    adam s

    ReplyDelete
  11. Okay, laureate/Tory at/are ye at, intellectual/henpecked you all: if you have the ingenuity you can compensate for the comparative paucity of "rentré/entrer"-like rhymes in English. But how often do you want risible rhymes like those? When your tone is jocular? When you're writing like Mayakovski, in a Futurist vein? But I guess you could say we have countless options if you define rhyme broadly enough to include viscera/guts--you know, pairing the latinate with the anglo-saxon. Or if you talk about "conceptual rhyme," as Zapruder does.

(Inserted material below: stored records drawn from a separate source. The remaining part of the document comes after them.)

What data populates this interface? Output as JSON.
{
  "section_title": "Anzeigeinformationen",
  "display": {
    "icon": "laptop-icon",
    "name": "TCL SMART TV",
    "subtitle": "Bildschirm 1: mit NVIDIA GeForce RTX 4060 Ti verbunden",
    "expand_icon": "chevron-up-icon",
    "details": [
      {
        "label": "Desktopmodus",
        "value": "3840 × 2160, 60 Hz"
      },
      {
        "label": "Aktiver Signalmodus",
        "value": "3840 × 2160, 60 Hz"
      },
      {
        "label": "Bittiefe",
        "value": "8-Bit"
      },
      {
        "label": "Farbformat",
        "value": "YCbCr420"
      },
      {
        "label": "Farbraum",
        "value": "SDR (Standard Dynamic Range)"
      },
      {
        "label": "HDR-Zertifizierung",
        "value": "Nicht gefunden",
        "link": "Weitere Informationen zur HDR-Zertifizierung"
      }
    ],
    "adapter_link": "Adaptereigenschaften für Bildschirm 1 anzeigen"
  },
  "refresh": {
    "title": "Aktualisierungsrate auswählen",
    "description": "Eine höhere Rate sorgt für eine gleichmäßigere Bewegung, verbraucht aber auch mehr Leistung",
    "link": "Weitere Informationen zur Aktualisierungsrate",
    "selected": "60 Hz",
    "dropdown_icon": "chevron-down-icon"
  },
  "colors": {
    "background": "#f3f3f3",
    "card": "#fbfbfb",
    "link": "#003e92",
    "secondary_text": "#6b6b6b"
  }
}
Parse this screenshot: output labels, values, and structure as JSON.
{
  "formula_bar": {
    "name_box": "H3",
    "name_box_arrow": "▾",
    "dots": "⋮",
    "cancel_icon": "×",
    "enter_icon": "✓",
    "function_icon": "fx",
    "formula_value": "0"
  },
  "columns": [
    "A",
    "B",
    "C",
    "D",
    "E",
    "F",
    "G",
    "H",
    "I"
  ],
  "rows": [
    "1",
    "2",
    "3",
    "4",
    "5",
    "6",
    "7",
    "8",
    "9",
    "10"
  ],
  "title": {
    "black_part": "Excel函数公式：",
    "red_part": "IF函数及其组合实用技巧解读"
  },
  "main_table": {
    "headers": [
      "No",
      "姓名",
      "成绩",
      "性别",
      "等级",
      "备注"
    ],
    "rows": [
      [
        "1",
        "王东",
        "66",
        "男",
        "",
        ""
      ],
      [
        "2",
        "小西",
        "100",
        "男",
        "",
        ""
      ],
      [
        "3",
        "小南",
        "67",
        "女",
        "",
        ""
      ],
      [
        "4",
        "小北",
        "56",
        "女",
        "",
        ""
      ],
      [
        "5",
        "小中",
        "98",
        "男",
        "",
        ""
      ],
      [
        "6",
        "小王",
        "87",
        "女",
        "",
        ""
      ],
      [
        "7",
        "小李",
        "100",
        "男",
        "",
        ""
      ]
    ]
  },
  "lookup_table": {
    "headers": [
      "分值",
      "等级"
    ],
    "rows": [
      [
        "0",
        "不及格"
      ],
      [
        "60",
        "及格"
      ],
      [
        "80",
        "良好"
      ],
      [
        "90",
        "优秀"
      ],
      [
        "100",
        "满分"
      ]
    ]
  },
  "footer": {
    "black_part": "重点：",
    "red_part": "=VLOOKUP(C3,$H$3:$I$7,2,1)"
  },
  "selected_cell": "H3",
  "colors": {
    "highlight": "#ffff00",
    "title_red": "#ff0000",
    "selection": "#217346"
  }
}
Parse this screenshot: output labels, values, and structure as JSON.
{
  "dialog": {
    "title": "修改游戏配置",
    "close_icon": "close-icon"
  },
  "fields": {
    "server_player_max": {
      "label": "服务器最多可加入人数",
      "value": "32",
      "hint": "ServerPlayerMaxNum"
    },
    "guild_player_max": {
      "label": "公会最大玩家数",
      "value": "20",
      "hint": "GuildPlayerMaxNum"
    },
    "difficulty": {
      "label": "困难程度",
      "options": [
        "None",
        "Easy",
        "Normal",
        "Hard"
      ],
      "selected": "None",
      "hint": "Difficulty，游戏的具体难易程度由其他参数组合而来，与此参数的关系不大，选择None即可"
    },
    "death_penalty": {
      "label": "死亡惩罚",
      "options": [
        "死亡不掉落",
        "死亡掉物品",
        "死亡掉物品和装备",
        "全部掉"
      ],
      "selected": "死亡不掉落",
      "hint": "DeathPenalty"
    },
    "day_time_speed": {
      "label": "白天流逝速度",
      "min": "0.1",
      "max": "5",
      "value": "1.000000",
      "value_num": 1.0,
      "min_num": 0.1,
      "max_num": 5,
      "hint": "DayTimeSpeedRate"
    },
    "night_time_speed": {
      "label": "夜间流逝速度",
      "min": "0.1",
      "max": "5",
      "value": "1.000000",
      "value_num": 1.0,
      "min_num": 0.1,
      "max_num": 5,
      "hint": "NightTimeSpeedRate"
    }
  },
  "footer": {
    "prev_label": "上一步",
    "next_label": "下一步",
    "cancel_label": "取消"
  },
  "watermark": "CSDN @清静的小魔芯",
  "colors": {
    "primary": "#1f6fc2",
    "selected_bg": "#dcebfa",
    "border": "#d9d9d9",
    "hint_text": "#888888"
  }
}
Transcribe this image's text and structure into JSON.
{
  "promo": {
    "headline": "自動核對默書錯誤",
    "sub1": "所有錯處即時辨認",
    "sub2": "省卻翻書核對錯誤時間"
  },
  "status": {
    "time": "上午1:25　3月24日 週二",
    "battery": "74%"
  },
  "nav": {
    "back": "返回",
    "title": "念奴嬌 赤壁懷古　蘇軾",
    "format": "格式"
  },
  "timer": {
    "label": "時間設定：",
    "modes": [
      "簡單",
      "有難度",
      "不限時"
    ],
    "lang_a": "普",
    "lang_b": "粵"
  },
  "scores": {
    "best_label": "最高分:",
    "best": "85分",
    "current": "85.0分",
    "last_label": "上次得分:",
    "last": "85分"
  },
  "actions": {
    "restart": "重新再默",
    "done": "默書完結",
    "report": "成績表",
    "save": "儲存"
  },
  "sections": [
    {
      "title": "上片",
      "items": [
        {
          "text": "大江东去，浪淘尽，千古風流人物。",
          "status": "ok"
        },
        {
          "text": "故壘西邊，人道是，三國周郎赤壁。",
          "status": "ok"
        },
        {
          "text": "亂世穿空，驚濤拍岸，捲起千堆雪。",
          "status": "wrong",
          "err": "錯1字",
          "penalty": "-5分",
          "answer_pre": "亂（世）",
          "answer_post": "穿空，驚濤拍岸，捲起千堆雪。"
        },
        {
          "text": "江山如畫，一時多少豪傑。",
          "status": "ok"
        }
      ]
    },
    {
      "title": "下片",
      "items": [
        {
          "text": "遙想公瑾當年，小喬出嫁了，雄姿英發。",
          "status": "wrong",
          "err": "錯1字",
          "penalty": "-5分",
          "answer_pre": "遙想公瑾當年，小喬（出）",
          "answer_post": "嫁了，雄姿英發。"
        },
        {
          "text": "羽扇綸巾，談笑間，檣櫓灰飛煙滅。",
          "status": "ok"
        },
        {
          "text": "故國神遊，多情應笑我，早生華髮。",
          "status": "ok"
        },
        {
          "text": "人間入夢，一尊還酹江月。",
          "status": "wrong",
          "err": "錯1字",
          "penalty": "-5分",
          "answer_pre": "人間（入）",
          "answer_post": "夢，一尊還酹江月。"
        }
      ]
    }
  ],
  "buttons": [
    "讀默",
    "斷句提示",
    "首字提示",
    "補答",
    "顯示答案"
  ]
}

    ReplyDelete
  12. David--your riffs are deligtful! If ypou're not already doin' so--write some wildly rhymed poems! MR, I enjoy your refutation quite a lot. I think for me I may be more invested in rhyme schemes which aren't predictable rather than any one pairing. For example, I adore P'archan patterning, but find the Shakespearean scheme scheme boring: alternate rhyme is too natural, like one foot following another; but enclosed rhyme is deliciously artful/not intuitive.

    I am soooooooooooooo happy that a contemporarty rhyme discussion is happening; for my "money," rhyme is definitely the least utilized fabulous asset of poetry.

    adam strauss

    ReplyDelete